There are still some decks that cause trouble. First are Mages, who can freeze your minions, deal direct damage to your face with spells (ignoring your taunts), and stay alive using Ice Block and Armor. Luckily Mage is not in the meta right now, so you won't meet many. The trick against mages is to hit their face as hard as you can, as fast as you can. Same with Priests, because one of the top decks in the meta right now is "Highlander Priest" (so called because "There can be only one!" of each card in their deck), and once the Highlander priest has everything set up to their advantage (having played Raza the Chained and Shadowreaper Anduin), it's almost impossible to stop their onslaught. You might consider running Dirty Rat to try to draw out Highlander Priest's Raza without triggering its Battlecry effect (which breaks the priest's entire game plan), but that's kinda risky, and I don't have Dirty Rat, so I haven't tried it.
Man, I hate Priest players...
Anyway, otherwise, just remember not to waste your board-clear cards (Brawl and Sleep with the Fishes) until you absolutely have to use them, and use your "damage all minions" cards (Ravaging Ghoul, Blood Razor, & Primordial Drake) to draw more cards with Acolyte & Battle Rage, and to armor up with Armorsmith, and to clear the board via Sleep with the Fishes, and of course to Execute big threats. It's all about saving, controlling, and enduring until you get Sulfuras, and then go all-out on attack.
Of course I've only ever gotten to Rank 10 in Ranked Standard, so what the heck do I know about it? Anyway, that's all. Enjoy.
4: How did North and the South react to Ildrius becoming Emperor. I assume that some of them tried to invade (i.e. take advantage of the chaos).

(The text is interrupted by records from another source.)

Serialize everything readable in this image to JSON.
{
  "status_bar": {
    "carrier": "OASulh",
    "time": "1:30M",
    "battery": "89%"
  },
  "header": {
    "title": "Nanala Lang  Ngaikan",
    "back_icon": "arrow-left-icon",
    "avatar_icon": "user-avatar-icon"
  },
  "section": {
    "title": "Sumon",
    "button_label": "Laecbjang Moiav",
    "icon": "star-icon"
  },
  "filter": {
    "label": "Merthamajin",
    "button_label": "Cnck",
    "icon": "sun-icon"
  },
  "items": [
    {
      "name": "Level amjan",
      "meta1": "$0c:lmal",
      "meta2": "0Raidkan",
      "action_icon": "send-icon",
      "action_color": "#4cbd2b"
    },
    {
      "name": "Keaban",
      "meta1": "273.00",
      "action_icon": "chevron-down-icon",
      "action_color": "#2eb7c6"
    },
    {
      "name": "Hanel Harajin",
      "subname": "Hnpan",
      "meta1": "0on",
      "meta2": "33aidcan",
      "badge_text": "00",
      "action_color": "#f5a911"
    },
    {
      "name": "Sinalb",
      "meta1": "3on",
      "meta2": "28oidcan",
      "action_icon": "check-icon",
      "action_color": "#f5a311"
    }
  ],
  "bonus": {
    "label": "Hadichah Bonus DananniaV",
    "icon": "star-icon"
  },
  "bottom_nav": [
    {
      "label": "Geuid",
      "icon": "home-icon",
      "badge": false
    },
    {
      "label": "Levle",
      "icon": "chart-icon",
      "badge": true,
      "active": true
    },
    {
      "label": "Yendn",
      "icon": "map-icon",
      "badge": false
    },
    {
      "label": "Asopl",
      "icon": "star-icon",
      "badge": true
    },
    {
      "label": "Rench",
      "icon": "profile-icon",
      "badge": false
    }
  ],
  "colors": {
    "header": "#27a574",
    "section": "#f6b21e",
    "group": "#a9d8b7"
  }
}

5: What happened to the Imperial Family when Ildrius took over? Did any of them escape being killed? Asking this because I have an idea for a custom faction...
6: Did Ildrius actually do anything good for the empire (i.e. expand boarders, driving off invaders) while he was Mage-Emperor, or was he just an insane tyrant?
4: Honestly, we haven't fleshed out every detail of this period, but it would make sense that the Nordlings or Southrons would try to attack the Empire during its civil unrest. This may be how Durand was able to overthrow the Emperor, since some of Ildrius's armies were distracted by attacks from abroad.
5: It's likely that some escaped, yes. Since Durand did not take the throne for himself after killing Ildrius, he must have placed someone on it - probably a relative of the preceding Emperor. Durand was an honorable man who upheld the rule of law.
6: Hmm, that's a good question! It's possible he did some "good" things, like maybe conquered a few noisy neighbors with his mage-backed armies and built some buildings that have since been re-branded. But any positive developments for the Empire were offset by his cruelty to the people, so his rule is generally recognized as 100% negative by most Achaeans.